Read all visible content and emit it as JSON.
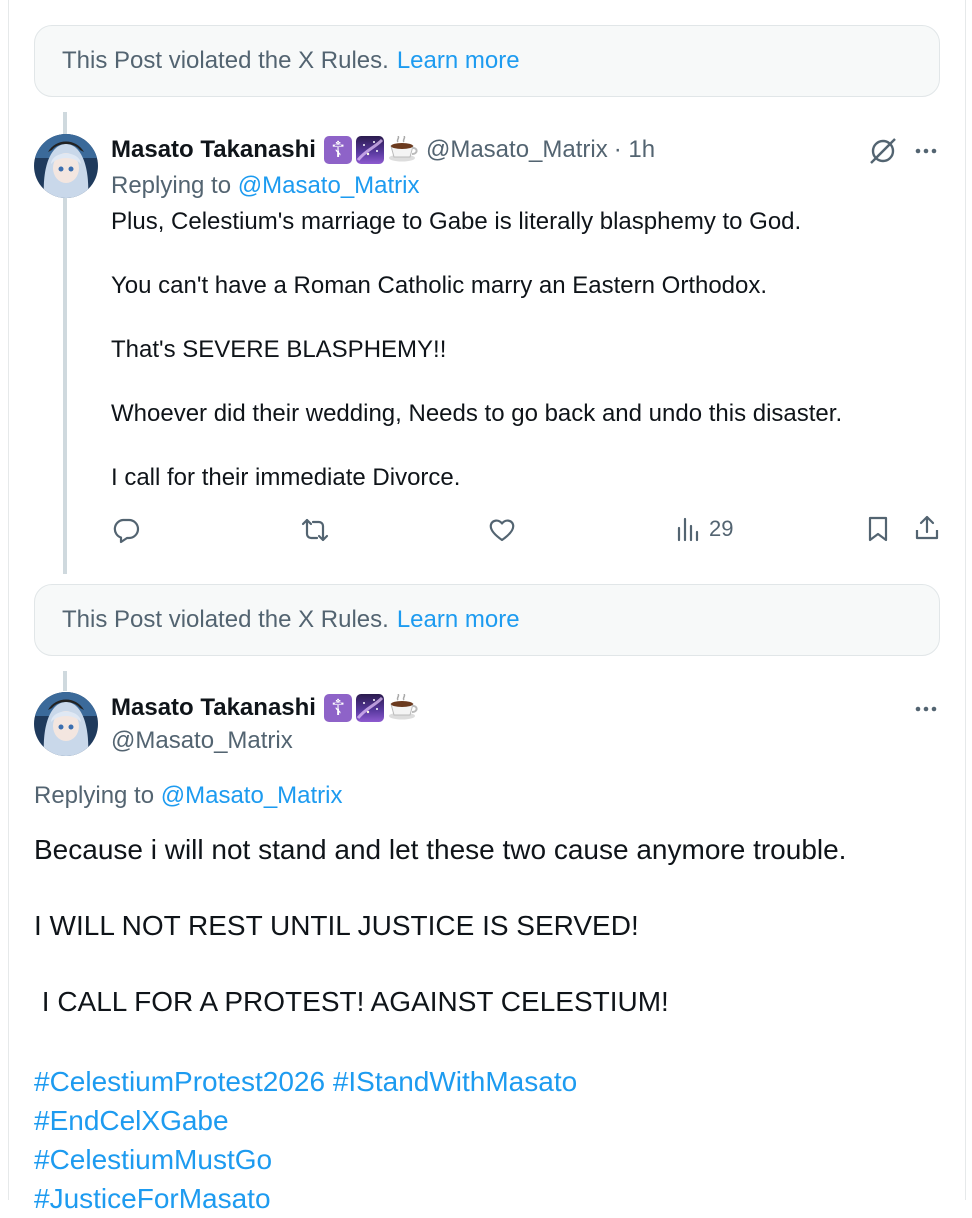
{
  "notices": [
    {
      "text": "This Post violated the X Rules.",
      "link": "Learn more"
    },
    {
      "text": "This Post violated the X Rules.",
      "link": "Learn more"
    }
  ],
  "post1": {
    "name": "Masato Takanashi",
    "badge_cross": "☦",
    "handle": "@Masato_Matrix",
    "time": "· 1h",
    "replying_prefix": "Replying to",
    "replying_handle": "@Masato_Matrix",
    "lines": [
      "Plus, Celestium's marriage to Gabe is literally blasphemy to God.",
      "You can't have a Roman Catholic marry an Eastern Orthodox.",
      "That's SEVERE BLASPHEMY!!",
      "Whoever did their wedding, Needs to go back and undo this disaster.",
      "I call for their immediate Divorce."
    ],
    "views": "29"
  },
  "post2": {
    "name": "Masato Takanashi",
    "badge_cross": "☦",
    "handle": "@Masato_Matrix",
    "replying_prefix": "Replying to",
    "replying_handle": "@Masato_Matrix",
    "lines": [
      "Because i will not stand and let these two cause anymore trouble.",
      "",
      "I WILL NOT REST UNTIL JUSTICE IS SERVED!",
      "",
      " I CALL FOR A PROTEST! AGAINST CELESTIUM!",
      ""
    ],
    "hashtags": [
      "#CelestiumProtest2026 #IStandWithMasato",
      "#EndCelXGabe",
      "#CelestiumMustGo",
      "#JusticeForMasato"
    ]
  },
  "colors": {
    "accent": "#1d9bf0",
    "muted": "#536471",
    "text": "#0f1419"
  }
}
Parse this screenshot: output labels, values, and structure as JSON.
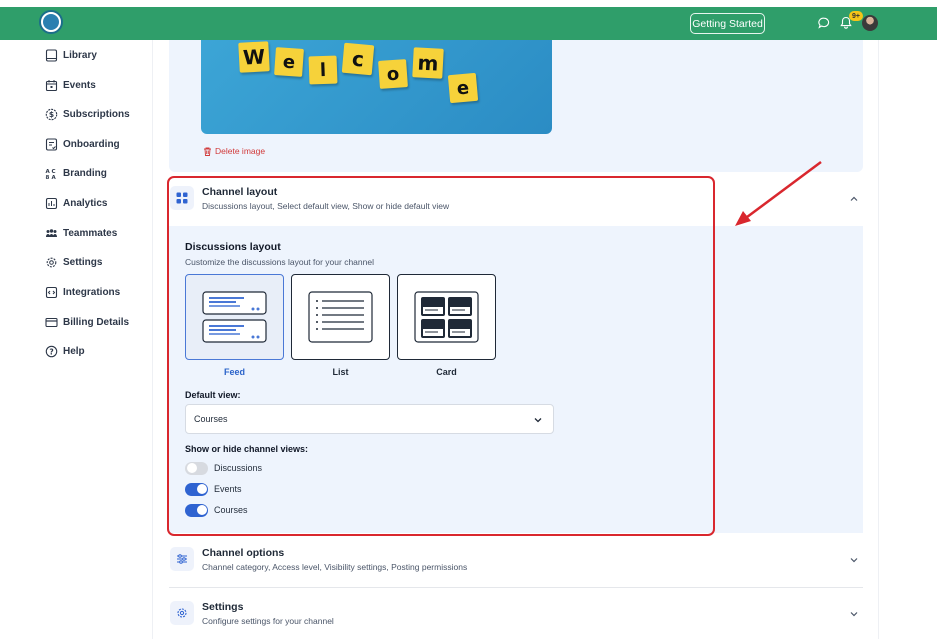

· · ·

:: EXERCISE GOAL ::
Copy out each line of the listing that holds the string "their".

:: ANSWER SPACE ::
      "Whoever did their wedding, Needs to go back and undo this disaster.",
      "I call for their immediate Divorce."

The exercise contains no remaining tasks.